Houston County, Texas, is home to the Caddo Indians, Tejas Indians, Cherokees, and Other Native American Tribes
Houston County is a large county in Texas that is located east of Waco and west of Leon County. It is situated in the East Texas Timberlands region. The area was inhabited by humans for thousands of years and was home to Caddo Indians and Tejas Indians, Cherokees, and other Native American tribes. Houston County
The earliest human inhabitants arrived in the Archaic Period between 2,000 and 3,000 years ago. Some of these early people were part of the tribes of the Caddo, or Caddo-Tejas, who lived in the area around present-day Houston. There are remains of these ancient cultures in the area, and evidence of the arrival of the Caddo is also found in the area today.
The first county in the Republic of Texas was named Houston. The territory that would become Houston County was part of the Northwest Territory, along with portions of Henderson, Polk, and Trinity counties. The population of Houston County increased slowly from 25,452 in 1900 to 30,017 in 1930.
Agricultural development in Houston County took off after the Houston and Great Northern Railroad was built through the area. This railroad helped new residents settle and form new towns along the tracks. In addition, the timber industry continued to thrive. Since World War II, Houston County has been the leading agricultural producer in the region.
During the late 1940s and early 1950s, Houston County began to develop a more diverse farming economy. Farmers in the area planted to corn, oats, rye, and sorghum. Cotton was also a big crop, although yields declined after 1929. By 1982, Houston County ranked 90th among 254 Texas counties in total agricultural receipts.
At the same time, Houston County had five large processing plants. Most of these facilities were located in the Stewart-Houston Industrial Park. Additionally, a cement plant opened in Coreen, due to the rich limestone deposits in the area.
Despite its early history, Houston County did not see much violence during the Reconstruction era. The influx of new settlers and the construction of the Houston and Great Northern Railroad changed the economy of the region. When these two industries began to prosper in the 1940s and 1950s, the population of Houston County rose, although the population remained relatively small.
A number of schools were established in the county during the early 1900s. Those schools included a school system, a vocational center, and a number of districts. Many of these communities had a post office, but most of the communities were small. One of the largest towns was Crockett.
The majority of the county's residents were White. However, there were a number of Black farmers. Most of them worked on land on shares. They were given one-third of the crop. Unlike other counties, the Blacks of Houston County fared better than the rest of the population.

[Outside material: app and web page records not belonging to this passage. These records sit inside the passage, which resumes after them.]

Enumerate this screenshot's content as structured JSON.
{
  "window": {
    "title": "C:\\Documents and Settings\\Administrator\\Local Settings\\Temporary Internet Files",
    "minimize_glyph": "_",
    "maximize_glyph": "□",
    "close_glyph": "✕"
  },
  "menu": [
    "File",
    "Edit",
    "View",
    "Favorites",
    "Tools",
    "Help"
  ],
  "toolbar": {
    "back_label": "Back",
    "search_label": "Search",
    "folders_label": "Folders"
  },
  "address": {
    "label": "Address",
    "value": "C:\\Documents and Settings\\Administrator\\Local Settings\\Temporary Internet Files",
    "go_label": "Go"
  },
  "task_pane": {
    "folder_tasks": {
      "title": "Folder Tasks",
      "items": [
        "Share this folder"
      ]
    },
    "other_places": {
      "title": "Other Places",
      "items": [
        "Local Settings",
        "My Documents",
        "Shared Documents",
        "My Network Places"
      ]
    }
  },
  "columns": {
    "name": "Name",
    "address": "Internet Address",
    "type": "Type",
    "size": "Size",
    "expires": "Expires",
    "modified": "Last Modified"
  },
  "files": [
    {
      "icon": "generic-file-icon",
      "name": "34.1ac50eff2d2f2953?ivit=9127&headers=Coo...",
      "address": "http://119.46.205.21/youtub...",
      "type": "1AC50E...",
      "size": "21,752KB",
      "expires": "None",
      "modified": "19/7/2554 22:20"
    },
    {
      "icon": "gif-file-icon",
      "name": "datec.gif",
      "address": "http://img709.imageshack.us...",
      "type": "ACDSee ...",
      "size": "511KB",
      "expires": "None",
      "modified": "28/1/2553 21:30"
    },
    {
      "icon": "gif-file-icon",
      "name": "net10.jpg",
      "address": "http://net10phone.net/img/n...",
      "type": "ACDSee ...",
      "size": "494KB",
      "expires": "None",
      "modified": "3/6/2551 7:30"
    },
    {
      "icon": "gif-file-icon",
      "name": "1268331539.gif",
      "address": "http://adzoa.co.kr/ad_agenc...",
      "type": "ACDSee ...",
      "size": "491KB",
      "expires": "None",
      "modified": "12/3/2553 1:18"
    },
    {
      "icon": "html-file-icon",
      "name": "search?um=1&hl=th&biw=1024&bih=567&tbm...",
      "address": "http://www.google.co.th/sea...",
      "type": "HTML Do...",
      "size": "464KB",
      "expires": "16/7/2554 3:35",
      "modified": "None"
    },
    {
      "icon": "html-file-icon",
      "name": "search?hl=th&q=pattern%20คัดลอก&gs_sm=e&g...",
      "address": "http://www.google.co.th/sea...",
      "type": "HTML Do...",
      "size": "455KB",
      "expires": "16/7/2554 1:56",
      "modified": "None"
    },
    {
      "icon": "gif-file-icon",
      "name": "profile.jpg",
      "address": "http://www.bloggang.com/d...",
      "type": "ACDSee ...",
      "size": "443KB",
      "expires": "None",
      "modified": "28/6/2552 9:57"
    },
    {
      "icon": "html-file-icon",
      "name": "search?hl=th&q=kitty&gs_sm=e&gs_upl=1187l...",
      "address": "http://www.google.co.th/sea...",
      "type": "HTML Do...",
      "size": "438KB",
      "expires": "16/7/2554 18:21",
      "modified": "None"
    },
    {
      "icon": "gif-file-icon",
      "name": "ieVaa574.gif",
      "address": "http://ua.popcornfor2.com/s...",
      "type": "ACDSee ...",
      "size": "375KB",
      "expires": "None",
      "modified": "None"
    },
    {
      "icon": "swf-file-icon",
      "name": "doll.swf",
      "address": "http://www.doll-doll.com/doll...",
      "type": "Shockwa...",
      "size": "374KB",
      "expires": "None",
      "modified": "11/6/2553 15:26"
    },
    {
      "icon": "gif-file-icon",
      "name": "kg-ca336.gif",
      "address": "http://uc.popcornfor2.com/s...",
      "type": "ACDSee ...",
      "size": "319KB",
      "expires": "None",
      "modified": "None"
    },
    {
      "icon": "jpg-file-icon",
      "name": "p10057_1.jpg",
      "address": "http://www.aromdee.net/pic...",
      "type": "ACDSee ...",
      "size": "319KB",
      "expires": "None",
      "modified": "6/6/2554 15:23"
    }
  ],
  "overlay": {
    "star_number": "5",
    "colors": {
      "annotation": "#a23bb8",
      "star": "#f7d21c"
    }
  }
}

In addition to the agricultural and lumbering industries, Houston County was a major shipping port for local farm products. Several cities had post offices, including Augusta, Cumberland City, and Randolph. These towns served as rail and river ports and shipped the products of farms in the surrounding area.